━━ AVAILABLE RECORDS ━━

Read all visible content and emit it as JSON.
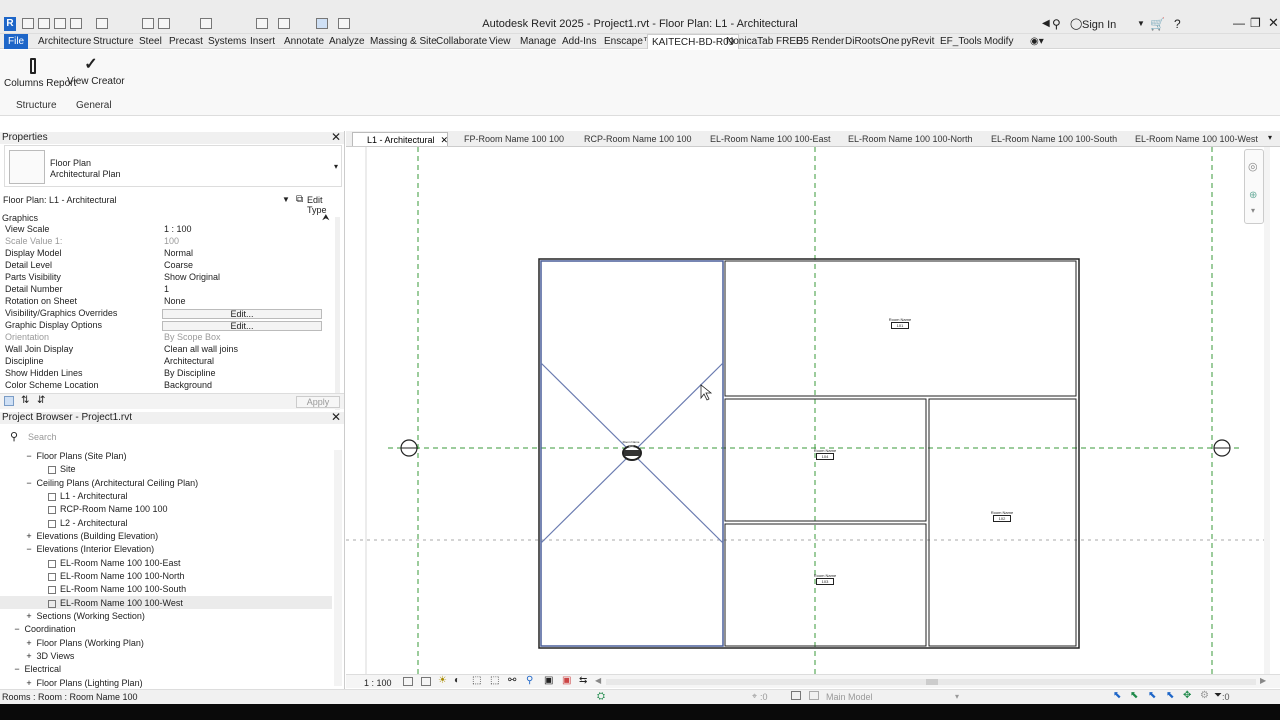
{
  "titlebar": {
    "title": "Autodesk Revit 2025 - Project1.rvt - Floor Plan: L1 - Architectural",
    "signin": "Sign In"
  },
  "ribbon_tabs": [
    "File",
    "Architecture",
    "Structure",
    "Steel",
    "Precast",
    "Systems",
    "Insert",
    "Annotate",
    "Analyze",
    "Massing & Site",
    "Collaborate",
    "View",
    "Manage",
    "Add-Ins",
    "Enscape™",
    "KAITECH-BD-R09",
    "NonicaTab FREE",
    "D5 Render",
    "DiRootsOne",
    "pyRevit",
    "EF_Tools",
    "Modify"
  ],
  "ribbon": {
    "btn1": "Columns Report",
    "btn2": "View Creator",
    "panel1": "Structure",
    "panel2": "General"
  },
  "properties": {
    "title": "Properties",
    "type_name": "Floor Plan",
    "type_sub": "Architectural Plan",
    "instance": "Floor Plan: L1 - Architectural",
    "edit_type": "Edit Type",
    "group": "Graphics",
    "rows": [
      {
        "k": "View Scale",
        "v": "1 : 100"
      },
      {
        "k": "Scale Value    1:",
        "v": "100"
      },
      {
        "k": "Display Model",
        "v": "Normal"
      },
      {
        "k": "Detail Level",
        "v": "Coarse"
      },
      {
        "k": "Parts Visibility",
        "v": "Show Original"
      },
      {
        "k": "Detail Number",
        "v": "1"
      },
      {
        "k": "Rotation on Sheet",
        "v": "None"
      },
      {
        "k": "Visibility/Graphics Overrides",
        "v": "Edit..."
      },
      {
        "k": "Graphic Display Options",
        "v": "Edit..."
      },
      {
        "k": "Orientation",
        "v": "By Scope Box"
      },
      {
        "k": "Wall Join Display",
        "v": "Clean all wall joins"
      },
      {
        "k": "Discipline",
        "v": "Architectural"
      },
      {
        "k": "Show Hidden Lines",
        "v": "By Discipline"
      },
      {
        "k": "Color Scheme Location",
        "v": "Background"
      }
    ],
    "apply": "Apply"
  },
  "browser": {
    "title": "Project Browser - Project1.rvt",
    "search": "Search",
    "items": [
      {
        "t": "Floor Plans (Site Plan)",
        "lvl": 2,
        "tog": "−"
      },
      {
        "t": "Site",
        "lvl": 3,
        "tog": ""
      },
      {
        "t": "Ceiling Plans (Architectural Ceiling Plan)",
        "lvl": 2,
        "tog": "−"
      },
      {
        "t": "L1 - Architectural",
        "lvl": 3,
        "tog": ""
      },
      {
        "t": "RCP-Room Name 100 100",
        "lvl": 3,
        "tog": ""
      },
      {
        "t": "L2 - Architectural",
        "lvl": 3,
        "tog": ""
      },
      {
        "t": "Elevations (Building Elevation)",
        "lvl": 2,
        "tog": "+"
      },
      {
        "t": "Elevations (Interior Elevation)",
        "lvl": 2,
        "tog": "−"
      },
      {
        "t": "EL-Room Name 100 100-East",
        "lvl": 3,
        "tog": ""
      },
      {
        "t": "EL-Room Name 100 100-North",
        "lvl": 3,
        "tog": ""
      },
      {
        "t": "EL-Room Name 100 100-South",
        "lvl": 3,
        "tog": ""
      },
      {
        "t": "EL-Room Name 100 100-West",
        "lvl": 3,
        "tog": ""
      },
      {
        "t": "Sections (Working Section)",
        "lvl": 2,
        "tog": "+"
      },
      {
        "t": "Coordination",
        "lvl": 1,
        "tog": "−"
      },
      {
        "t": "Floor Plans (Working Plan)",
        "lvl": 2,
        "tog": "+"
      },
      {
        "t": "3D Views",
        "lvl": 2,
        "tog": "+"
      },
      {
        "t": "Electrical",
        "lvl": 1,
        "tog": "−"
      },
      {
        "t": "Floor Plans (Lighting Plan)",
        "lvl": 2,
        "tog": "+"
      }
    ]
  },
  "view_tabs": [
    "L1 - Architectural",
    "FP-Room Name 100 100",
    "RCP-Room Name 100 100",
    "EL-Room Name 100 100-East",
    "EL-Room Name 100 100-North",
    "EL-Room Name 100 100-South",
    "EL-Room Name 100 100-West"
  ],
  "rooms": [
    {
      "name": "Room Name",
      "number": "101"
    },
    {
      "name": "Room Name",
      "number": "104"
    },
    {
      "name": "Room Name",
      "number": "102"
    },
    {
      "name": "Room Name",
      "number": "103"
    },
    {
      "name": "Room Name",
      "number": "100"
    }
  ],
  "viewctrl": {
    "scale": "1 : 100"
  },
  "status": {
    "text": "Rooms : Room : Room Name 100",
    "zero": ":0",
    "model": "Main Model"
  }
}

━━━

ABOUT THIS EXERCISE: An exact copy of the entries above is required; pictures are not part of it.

EXPECTED ANSWER:
Read all visible content and emit it as JSON.
{
  "titlebar": {
    "title": "Autodesk Revit 2025 - Project1.rvt - Floor Plan: L1 - Architectural",
    "signin": "Sign In"
  },
  "ribbon_tabs": [
    "File",
    "Architecture",
    "Structure",
    "Steel",
    "Precast",
    "Systems",
    "Insert",
    "Annotate",
    "Analyze",
    "Massing & Site",
    "Collaborate",
    "View",
    "Manage",
    "Add-Ins",
    "Enscape™",
    "KAITECH-BD-R09",
    "NonicaTab FREE",
    "D5 Render",
    "DiRootsOne",
    "pyRevit",
    "EF_Tools",
    "Modify"
  ],
  "ribbon": {
    "btn1": "Columns Report",
    "btn2": "View Creator",
    "panel1": "Structure",
    "panel2": "General"
  },
  "properties": {
    "title": "Properties",
    "type_name": "Floor Plan",
    "type_sub": "Architectural Plan",
    "instance": "Floor Plan: L1 - Architectural",
    "edit_type": "Edit Type",
    "group": "Graphics",
    "rows": [
      {
        "k": "View Scale",
        "v": "1 : 100"
      },
      {
        "k": "Scale Value    1:",
        "v": "100"
      },
      {
        "k": "Display Model",
        "v": "Normal"
      },
      {
        "k": "Detail Level",
        "v": "Coarse"
      },
      {
        "k": "Parts Visibility",
        "v": "Show Original"
      },
      {
        "k": "Detail Number",
        "v": "1"
      },
      {
        "k": "Rotation on Sheet",
        "v": "None"
      },
      {
        "k": "Visibility/Graphics Overrides",
        "v": "Edit..."
      },
      {
        "k": "Graphic Display Options",
        "v": "Edit..."
      },
      {
        "k": "Orientation",
        "v": "By Scope Box"
      },
      {
        "k": "Wall Join Display",
        "v": "Clean all wall joins"
      },
      {
        "k": "Discipline",
        "v": "Architectural"
      },
      {
        "k": "Show Hidden Lines",
        "v": "By Discipline"
      },
      {
        "k": "Color Scheme Location",
        "v": "Background"
      }
    ],
    "apply": "Apply"
  },
  "browser": {
    "title": "Project Browser - Project1.rvt",
    "search": "Search",
    "items": [
      {
        "t": "Floor Plans (Site Plan)",
        "lvl": 2,
        "tog": "−"
      },
      {
        "t": "Site",
        "lvl": 3,
        "tog": ""
      },
      {
        "t": "Ceiling Plans (Architectural Ceiling Plan)",
        "lvl": 2,
        "tog": "−"
      },
      {
        "t": "L1 - Architectural",
        "lvl": 3,
        "tog": ""
      },
      {
        "t": "RCP-Room Name 100 100",
        "lvl": 3,
        "tog": ""
      },
      {
        "t": "L2 - Architectural",
        "lvl": 3,
        "tog": ""
      },
      {
        "t": "Elevations (Building Elevation)",
        "lvl": 2,
        "tog": "+"
      },
      {
        "t": "Elevations (Interior Elevation)",
        "lvl": 2,
        "tog": "−"
      },
      {
        "t": "EL-Room Name 100 100-East",
        "lvl": 3,
        "tog": ""
      },
      {
        "t": "EL-Room Name 100 100-North",
        "lvl": 3,
        "tog": ""
      },
      {
        "t": "EL-Room Name 100 100-South",
        "lvl": 3,
        "tog": ""
      },
      {
        "t": "EL-Room Name 100 100-West",
        "lvl": 3,
        "tog": ""
      },
      {
        "t": "Sections (Working Section)",
        "lvl": 2,
        "tog": "+"
      },
      {
        "t": "Coordination",
        "lvl": 1,
        "tog": "−"
      },
      {
        "t": "Floor Plans (Working Plan)",
        "lvl": 2,
        "tog": "+"
      },
      {
        "t": "3D Views",
        "lvl": 2,
        "tog": "+"
      },
      {
        "t": "Electrical",
        "lvl": 1,
        "tog": "−"
      },
      {
        "t": "Floor Plans (Lighting Plan)",
        "lvl": 2,
        "tog": "+"
      }
    ]
  },
  "view_tabs": [
    "L1 - Architectural",
    "FP-Room Name 100 100",
    "RCP-Room Name 100 100",
    "EL-Room Name 100 100-East",
    "EL-Room Name 100 100-North",
    "EL-Room Name 100 100-South",
    "EL-Room Name 100 100-West"
  ],
  "rooms": [
    {
      "name": "Room Name",
      "number": "101"
    },
    {
      "name": "Room Name",
      "number": "104"
    },
    {
      "name": "Room Name",
      "number": "102"
    },
    {
      "name": "Room Name",
      "number": "103"
    },
    {
      "name": "Room Name",
      "number": "100"
    }
  ],
  "viewctrl": {
    "scale": "1 : 100"
  },
  "status": {
    "text": "Rooms : Room : Room Name 100",
    "zero": ":0",
    "model": "Main Model"
  }
}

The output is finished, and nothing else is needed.